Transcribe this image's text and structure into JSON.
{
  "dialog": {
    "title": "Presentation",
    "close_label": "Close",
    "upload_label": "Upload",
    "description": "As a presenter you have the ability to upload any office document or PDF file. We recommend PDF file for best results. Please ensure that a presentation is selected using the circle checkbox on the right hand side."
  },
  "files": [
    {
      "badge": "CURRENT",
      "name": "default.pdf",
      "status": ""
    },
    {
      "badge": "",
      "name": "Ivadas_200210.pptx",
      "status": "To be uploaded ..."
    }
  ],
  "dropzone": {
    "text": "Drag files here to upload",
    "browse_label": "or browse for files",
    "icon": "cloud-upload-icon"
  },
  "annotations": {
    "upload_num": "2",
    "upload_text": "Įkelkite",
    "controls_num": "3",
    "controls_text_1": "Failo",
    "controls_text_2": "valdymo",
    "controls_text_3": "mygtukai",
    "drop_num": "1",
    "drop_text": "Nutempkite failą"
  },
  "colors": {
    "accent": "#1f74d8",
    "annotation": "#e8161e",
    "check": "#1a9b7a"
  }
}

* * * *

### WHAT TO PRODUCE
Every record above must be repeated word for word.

### RESULT OF THIS TASK
Transcribe this image's text and structure into JSON.
{
  "dialog": {
    "title": "Presentation",
    "close_label": "Close",
    "upload_label": "Upload",
    "description": "As a presenter you have the ability to upload any office document or PDF file. We recommend PDF file for best results. Please ensure that a presentation is selected using the circle checkbox on the right hand side."
  },
  "files": [
    {
      "badge": "CURRENT",
      "name": "default.pdf",
      "status": ""
    },
    {
      "badge": "",
      "name": "Ivadas_200210.pptx",
      "status": "To be uploaded ..."
    }
  ],
  "dropzone": {
    "text": "Drag files here to upload",
    "browse_label": "or browse for files",
    "icon": "cloud-upload-icon"
  },
  "annotations": {
    "upload_num": "2",
    "upload_text": "Įkelkite",
    "controls_num": "3",
    "controls_text_1": "Failo",
    "controls_text_2": "valdymo",
    "controls_text_3": "mygtukai",
    "drop_num": "1",
    "drop_text": "Nutempkite failą"
  },
  "colors": {
    "accent": "#1f74d8",
    "annotation": "#e8161e",
    "check": "#1a9b7a"
  }
}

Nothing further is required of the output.